July 4th Part 1 - Locked out of the Lock
03 July 2018 | Boston
July 4th Celebration in Boston sounded like a very special event, so Linda's siblings planned a reunion near there.
First Linda's brother, Paul and his wife, Meg, met us in Boston harbor where we had reserved a mooring right in the Harbor at Long Wharf. We all enjoyed touring Boston on foot using the audio guide to see the commentary on all the historic sites.
Planning how to see the special fireworks and hear the concert of the Boston Pops, however, proved to be a challenge. Everyone told us that there would be a crowd of over 500,000 and to see the fireworks, we should camp out early at the Esplanade near where the Boston Pops concert would perform. We really didn't want to sit on the grass all day, so we thought we might be able to take our dinghy up the Charles River to hear and see from the water. To test our plan the evening before (July 3rd), Paul and Linda and Dave took the dinghy the mile and half from our moored boat toward the Charles River (Meg stayed on the boat because she wasn't feeling well and thankfully she was on board to close up all the hatches because it poured rain during that time.) It was 7 pm when we set out and knowing it would be dark in an hour, we took the dinghy nav light and a high powered flashlight.

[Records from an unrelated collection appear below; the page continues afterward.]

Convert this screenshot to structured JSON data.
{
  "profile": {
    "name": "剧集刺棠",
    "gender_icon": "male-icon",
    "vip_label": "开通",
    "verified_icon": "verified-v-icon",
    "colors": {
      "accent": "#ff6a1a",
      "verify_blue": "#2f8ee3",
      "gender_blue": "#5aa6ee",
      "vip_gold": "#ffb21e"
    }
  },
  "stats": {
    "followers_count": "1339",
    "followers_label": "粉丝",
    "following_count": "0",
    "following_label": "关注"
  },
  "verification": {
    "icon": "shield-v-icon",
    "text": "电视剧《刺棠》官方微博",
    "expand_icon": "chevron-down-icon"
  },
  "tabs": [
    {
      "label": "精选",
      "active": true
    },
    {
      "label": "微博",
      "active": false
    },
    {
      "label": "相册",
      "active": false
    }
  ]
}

Turning up the river in our dinghy, we were surprised to see the river blocked by a huge structure of wood -- locks. We hadn't planned on encountering this and pulled off to the side of the river to contemplate what to do. Just then a small power boat came up and the lock gates opened up, so we followed the boat into the lock. The boat owner was friendly and said that the locks would be very crowded the night of July 4th.
Past the locks, there were 3 different bridges, one of which had a very low clearance so it was clear that we could NOT use Frisky itself to come up to the July 4th fireworks.
When we came up to the area where fireworks and the concert were to be performed, we found that the Boston Pops was giving a July 3rd "advance" concert, so there were about 15 medium sized power boats anchored just off the river. A friendly man on a pontoon boat said we could tie up our dinghy to him and we sat in the dinghy hearing the music which started out with the National Anthem. A friendly couple in a kayak pulled up and hung onto our dinghy. Our little "raft-up" was enjoying life....until the rain started. After getting quite drenched, the pontoon owner invited us to climb up onto his boat under cover. The concert stopped during the rain and by now, it was quite dark. The kayakers and other boaters told us that the next night on July 4th, the lock on the river would be CLOSED until 2 am....Yuck! That would mean we would have to sit in our dinghy for 3 hours AFTER the concert ended at 10:30 pm. Our dinghy plan for the next night was starting to sound impossible. The rain slowed to a drizzle but the concert wasn't restarting, so we decided to head back down the river to our boat out in the harbor.
Unfortunately, when we returned to the River Lock, there were no other motor boats transiting, and we were faced with the challenge of trying to contact the lock master. The sign near the lock said to signal with 2 long blasts and 2 short blasts. We didn't have a horn with us in the dinghy. Dave and Paul tried their best to make very loud "horn sounds". Nothing.
Paul shone our high powered flashlight on the sign to see if there was some other way to contact the lockmaster. VHF channel 13 but we didn't have a VHF radio on us. The sign also said to stay back 100 feet until the lock opened and there was a green light. We waited and debated. Suddenly the lock opened and a small motor boat came OUT toward us. We debated speeding into the lock but we didn't get a green light....and the lock gate quickly closed.
We felt that the lock master had seen us (from wherever his office was) and he was now punishing us because we were not following protocol.
After much more debate among the 3 of us, we resorted to an act of desperation. Along one of the wooden walls outside the lock, there was a ladder. So we offloaded Paul (who borrowed Dave's sandals since Paul was barefoot) onto the wooden platform to climb up the ladder. Hopefully he could find the lockmaster's office and respectfully ask for the lock to be opened.
Paul negotiated a nearly rotten wood platform and was half way up the steel ladder to the street when SUDDENLY the lock opened and we got a green light. Now we had to speed up in the dinghy and enter the lock, abandoning Paul. The lock slowly filled and the gate opened depositing us at the other side. A loud voice (like a voice from God above) said: "Next time do NOT shine a bright light at me. Next time use the VHF radio." We felt duly chastised.
So now we are on the downriver side of the lock but where is Paul. To shorten the story, we saw him standing on another derelict dock waving his arms and shouting at us. (During this whole time, traffic in the nearby bridge is so loud that it is difficult to hear anything....except the voice of God the LockMaster.) Paul had been able to get advice from some friendly police stationed nearby to find the dock where he was standing.
We dinghy-ed back to Frisky to contemplate how to see/hear the July4th celebration the next day.